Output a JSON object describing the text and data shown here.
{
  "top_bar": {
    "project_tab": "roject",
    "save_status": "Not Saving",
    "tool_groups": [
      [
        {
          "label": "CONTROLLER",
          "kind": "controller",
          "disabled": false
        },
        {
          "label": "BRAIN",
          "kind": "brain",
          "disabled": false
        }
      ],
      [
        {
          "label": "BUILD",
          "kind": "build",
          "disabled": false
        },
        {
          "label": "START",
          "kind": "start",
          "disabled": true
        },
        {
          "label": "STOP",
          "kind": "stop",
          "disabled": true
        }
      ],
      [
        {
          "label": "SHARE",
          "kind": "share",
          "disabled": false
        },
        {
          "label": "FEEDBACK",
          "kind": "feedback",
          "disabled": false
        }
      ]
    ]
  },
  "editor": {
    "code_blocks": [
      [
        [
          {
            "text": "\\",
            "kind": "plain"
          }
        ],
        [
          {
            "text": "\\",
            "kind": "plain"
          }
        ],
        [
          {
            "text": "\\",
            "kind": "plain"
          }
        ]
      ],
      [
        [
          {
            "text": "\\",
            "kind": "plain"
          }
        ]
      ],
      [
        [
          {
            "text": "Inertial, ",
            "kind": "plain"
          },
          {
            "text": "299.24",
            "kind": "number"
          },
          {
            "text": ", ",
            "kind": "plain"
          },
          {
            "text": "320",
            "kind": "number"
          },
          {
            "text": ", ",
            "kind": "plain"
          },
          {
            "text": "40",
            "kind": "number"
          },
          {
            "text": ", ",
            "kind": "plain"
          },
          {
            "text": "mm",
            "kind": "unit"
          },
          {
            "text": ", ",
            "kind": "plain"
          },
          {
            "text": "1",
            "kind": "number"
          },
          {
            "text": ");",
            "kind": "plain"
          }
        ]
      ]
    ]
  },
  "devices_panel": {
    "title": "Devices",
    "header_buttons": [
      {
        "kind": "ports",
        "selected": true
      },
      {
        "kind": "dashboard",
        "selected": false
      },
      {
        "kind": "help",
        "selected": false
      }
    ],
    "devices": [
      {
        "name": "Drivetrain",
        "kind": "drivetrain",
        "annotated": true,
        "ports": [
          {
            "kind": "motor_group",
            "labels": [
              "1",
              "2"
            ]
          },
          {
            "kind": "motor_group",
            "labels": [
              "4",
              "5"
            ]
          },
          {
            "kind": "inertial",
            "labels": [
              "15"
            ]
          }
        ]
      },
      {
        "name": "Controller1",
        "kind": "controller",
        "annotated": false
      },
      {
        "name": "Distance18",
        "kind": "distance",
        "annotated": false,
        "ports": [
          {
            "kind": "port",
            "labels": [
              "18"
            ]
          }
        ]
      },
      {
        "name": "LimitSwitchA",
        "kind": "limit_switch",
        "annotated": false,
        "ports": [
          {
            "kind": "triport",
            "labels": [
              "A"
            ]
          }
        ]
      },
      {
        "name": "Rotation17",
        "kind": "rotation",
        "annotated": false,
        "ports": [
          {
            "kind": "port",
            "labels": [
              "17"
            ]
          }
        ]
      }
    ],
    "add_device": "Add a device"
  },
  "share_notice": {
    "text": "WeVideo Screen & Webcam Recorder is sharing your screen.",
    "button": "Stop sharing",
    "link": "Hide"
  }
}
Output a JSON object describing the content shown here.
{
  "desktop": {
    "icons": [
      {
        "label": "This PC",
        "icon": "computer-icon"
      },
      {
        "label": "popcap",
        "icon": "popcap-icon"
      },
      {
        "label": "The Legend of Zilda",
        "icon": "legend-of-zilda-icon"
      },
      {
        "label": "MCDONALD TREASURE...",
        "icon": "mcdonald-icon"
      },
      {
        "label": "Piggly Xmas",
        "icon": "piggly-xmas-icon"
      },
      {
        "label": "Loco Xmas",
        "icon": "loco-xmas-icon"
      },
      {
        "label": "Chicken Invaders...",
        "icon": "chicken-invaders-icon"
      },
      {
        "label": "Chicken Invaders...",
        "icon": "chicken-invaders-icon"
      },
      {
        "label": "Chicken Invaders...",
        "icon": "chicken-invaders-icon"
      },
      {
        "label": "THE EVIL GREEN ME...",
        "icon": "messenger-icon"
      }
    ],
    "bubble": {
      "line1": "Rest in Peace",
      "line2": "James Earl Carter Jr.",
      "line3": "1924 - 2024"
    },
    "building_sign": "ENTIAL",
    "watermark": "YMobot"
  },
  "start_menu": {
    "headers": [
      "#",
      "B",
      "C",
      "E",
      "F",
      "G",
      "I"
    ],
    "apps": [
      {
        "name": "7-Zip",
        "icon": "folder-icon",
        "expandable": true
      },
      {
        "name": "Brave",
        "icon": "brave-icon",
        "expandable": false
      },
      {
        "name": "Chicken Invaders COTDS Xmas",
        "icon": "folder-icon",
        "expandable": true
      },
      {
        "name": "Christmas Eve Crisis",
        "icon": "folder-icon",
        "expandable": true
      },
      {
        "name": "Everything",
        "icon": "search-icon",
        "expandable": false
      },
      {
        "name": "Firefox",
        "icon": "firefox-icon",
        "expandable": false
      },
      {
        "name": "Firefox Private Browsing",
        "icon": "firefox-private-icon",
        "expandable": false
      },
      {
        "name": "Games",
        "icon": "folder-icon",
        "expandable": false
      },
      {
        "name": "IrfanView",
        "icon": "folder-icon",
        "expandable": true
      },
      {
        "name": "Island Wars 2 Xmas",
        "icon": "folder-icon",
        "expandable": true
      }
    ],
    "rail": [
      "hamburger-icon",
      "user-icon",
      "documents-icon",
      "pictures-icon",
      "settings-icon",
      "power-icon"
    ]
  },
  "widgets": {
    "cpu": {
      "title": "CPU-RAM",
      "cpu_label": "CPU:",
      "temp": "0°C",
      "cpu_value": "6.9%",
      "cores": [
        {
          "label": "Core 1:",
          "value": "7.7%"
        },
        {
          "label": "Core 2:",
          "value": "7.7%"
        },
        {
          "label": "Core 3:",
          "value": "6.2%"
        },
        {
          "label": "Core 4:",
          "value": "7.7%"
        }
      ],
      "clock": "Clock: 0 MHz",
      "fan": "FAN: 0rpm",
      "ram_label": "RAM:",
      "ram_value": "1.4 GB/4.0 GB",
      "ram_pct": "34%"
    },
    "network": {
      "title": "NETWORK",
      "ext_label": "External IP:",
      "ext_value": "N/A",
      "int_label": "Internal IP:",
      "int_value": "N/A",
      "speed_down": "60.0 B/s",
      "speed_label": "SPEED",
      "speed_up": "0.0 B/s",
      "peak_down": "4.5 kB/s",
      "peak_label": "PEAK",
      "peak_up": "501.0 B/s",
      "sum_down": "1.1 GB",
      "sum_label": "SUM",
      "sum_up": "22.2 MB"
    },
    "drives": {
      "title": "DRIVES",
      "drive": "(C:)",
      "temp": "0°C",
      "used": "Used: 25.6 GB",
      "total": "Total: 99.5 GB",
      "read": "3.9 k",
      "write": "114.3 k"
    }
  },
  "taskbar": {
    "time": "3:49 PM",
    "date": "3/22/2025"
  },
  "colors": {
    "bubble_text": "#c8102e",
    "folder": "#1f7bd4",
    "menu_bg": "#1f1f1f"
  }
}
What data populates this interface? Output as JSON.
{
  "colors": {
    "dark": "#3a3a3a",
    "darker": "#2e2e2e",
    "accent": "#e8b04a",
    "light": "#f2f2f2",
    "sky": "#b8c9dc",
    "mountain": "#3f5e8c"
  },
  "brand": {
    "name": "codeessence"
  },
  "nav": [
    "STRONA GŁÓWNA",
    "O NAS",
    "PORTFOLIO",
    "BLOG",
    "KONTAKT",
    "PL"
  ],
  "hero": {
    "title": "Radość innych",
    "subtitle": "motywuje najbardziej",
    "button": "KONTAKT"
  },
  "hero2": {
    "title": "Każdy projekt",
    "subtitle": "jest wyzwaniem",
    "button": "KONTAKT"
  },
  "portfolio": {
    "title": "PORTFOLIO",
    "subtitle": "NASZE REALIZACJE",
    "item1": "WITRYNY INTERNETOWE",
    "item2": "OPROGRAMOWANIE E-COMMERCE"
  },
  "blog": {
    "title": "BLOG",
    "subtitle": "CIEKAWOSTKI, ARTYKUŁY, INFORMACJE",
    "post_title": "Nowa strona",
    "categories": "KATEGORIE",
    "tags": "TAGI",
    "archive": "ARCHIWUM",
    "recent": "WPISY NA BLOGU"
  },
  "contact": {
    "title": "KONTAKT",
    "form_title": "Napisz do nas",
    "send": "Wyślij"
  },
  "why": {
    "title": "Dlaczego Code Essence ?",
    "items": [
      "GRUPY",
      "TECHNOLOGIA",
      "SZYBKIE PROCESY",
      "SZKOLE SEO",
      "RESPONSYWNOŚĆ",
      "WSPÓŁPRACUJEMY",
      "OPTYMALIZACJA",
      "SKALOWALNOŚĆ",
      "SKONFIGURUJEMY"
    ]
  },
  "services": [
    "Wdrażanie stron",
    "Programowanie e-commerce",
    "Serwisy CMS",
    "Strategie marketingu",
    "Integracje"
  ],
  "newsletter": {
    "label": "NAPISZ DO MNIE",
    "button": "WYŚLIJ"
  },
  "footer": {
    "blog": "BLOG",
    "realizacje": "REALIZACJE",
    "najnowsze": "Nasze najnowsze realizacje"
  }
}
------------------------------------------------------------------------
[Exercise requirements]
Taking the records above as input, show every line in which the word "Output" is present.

[Reply]
Output a JSON object describing the text and data shown here.
Output a JSON object describing the content shown here.
What data populates this interface? Output as JSON.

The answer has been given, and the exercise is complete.